Some years ago, I worked with a piece by Dan Flavin that paid tribute to the constructivist tradition and, in specifically, to Vladimir Tatlin, emphasising the evident connection between Russian constructivism and the ready-made. And such direct references are what other minimalist and conceptual artists like Sol LeWitt did not like about Flavin. LeWitt even went so far as to state that he liked everything about Dan Flavin’s art apart from the lights. Naturally, what bothered LeWitt was how artificial light implied an idea of imitating nature, something that pure minimalists avoided at all cost. Accordingly, LeWitt would reduce material aspects in favour of their structural counterparts; layout and not form. This is why he would remove the parts of the cubes to be left with the skeleton, depriving perception by default, as opposed to Flavin with a light or void that, paradoxically, fills all, like the mist in a painting by Friedrich or, as in this case, Arancha Goyeneche’s landscapes, in which light comes into being as a pictorial effect or gesture, whether from reflective adhesive vinyl strips or via coloured fluorescent tubes.

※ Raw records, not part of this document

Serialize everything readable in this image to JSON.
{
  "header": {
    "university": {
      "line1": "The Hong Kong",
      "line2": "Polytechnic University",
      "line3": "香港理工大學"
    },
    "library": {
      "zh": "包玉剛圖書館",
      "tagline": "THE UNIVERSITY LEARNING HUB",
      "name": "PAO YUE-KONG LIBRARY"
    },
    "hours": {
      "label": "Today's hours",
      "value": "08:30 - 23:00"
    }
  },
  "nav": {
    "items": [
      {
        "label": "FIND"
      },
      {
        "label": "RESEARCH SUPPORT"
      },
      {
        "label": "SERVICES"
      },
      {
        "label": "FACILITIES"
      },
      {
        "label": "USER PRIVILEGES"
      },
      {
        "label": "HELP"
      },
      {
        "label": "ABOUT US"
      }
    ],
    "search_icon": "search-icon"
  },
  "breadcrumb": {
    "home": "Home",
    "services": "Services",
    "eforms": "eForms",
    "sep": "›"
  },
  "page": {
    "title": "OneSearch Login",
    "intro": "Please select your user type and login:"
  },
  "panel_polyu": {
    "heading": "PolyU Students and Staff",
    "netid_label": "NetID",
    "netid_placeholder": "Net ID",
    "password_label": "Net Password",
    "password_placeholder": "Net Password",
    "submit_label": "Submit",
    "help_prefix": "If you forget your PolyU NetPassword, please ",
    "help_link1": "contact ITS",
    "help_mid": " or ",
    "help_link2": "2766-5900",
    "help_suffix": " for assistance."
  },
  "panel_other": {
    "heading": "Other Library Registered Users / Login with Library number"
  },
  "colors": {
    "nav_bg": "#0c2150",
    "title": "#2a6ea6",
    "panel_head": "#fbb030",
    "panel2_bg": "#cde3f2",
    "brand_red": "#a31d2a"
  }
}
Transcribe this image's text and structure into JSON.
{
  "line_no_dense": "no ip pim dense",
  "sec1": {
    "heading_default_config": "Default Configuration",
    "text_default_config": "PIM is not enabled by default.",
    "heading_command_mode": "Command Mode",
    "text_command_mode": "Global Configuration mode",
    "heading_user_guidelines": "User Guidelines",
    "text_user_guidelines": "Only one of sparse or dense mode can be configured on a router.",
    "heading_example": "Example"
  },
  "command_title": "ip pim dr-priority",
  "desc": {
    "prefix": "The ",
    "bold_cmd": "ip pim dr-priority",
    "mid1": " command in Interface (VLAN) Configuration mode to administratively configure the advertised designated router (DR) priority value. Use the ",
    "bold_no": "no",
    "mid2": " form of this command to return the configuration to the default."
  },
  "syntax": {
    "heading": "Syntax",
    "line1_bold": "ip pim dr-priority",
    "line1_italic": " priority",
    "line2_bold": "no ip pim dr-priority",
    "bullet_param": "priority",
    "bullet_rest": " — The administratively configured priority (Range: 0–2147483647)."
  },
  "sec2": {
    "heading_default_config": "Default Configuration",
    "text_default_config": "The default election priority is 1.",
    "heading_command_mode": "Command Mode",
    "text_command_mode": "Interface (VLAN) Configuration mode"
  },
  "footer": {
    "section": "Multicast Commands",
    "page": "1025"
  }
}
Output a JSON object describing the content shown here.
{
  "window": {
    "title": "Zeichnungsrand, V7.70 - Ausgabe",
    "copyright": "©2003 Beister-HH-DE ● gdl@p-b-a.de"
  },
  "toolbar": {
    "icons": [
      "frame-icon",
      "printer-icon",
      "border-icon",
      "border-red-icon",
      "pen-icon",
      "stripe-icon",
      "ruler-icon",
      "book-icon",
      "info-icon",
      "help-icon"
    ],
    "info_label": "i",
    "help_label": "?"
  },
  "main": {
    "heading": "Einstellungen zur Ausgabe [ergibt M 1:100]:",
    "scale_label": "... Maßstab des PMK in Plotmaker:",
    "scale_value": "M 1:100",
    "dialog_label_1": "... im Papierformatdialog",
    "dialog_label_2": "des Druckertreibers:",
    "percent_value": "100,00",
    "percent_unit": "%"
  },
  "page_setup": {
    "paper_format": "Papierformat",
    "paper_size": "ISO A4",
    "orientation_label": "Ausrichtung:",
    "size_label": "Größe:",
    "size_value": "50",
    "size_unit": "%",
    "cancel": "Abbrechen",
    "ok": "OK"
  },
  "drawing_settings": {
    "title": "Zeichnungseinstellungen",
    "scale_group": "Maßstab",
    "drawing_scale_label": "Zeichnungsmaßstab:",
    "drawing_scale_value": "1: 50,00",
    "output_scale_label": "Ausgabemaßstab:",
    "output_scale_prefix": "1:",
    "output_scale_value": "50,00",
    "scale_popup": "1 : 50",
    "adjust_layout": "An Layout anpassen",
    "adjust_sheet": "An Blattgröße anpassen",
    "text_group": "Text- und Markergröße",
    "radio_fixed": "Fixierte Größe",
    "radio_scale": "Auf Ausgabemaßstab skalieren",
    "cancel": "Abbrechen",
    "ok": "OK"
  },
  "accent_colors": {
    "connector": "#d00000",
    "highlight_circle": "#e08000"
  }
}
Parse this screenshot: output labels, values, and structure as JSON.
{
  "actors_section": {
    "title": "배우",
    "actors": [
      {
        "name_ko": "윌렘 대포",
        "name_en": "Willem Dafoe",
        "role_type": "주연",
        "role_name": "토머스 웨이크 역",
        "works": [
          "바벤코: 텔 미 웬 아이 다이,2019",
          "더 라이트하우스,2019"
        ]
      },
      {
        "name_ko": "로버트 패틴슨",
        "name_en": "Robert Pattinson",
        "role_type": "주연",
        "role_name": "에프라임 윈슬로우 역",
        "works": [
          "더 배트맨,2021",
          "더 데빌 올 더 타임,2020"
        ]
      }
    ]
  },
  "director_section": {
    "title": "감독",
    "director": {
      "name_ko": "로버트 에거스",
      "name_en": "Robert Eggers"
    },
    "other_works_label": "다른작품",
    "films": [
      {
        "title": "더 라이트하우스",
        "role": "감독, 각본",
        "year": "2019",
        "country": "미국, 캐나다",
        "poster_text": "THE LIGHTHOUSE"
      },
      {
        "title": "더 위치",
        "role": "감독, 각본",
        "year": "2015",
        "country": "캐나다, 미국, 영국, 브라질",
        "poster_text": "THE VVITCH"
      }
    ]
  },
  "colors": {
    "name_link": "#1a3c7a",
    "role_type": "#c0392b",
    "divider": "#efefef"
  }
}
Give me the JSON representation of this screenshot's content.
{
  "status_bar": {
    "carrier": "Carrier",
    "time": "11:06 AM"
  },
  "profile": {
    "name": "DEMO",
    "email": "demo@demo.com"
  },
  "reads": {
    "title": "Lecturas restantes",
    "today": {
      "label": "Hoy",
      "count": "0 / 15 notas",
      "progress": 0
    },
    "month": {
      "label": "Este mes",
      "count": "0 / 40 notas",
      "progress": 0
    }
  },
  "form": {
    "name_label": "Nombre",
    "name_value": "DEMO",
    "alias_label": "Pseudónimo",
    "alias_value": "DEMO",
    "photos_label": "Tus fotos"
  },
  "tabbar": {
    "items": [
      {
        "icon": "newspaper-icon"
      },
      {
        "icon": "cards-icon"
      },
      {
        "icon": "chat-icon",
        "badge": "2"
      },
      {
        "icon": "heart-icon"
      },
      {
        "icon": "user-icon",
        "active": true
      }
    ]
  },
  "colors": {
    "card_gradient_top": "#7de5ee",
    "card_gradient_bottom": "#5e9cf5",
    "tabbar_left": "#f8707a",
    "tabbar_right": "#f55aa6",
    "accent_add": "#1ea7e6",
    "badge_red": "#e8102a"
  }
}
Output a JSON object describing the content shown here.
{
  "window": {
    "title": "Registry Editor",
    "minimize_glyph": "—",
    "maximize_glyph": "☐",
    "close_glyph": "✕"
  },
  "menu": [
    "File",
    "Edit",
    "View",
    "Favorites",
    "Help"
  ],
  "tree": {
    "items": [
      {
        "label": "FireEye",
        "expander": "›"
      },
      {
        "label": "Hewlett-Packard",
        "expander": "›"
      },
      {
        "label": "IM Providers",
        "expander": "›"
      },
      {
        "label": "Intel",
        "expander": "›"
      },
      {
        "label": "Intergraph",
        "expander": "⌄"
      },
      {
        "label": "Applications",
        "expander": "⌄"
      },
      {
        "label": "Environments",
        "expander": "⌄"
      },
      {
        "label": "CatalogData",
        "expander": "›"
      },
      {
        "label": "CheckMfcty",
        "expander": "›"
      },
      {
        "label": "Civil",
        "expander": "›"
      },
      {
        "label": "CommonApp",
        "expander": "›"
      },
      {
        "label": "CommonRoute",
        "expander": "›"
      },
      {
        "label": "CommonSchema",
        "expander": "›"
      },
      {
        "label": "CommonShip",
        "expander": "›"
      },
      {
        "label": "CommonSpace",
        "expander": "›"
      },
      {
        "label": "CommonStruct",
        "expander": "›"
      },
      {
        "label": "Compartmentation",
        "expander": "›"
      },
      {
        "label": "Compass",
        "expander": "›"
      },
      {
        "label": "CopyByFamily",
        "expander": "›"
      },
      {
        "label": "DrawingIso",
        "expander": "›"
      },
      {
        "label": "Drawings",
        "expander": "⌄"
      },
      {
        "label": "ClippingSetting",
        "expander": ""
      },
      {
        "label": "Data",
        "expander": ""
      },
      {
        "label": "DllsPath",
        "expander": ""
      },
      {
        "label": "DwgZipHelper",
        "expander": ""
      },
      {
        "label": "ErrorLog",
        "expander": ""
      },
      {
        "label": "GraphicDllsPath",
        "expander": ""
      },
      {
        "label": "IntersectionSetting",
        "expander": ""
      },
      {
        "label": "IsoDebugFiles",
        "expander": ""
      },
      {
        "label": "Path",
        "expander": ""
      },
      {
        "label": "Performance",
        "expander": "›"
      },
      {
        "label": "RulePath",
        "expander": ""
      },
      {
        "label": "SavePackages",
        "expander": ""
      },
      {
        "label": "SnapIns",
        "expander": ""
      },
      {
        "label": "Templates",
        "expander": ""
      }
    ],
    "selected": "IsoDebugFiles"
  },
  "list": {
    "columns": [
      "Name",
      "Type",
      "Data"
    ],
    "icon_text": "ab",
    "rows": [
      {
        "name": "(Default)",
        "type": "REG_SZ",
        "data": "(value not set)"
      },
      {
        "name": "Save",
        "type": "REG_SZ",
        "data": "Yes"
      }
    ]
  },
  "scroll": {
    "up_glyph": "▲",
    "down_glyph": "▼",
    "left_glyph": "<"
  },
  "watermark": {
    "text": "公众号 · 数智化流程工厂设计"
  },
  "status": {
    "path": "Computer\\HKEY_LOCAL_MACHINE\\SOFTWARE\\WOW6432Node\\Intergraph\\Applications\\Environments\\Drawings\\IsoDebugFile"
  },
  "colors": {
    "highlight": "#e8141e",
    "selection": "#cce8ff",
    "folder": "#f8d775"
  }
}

It is light as a conjuring element, as an illusionist capable of also functioning as a structure, just as it may be possible to discern in the pieces presented for the exhibition at the Canem Gallery in Castellón, as she had already tried out in her work Fuga y retorno [Flight and Return] in 2002. Another example would be the force of her two illuminated landscapes in darkness which she presented in Artesles in 2005. Light allows her to capture the emotion of the landscape, moving her away from formal representation though working with analogy in the type of format and in that sort of retinal projection of painting.
Arancha Goyeneche works with the gaze, with pictorial contemplation. The support or the physical limits of the painting or the space do not matter. In between photography and painting, between form and structure, between the rational and the emotions, between what is generated and what is substituted, between Léger and Delaunay, between Davenport and Calapez, between Flavin and Turrell, between cutting and sticking, between painting and projection, between collage and masking, between the slowness of the process and the speed of the flash, between cold and hot, between order and chaos, between Mondrian and Gordillo, between the singular and the kaleidoscopic, between the thickness and the crack, between painting and life. And among so many crossovers, the tension of the lines and the contrast of colours generate a vibrant intensity that gives the sensation of movement, even though this may be the product of repetition, of insistence, until the image explodes… and overflows.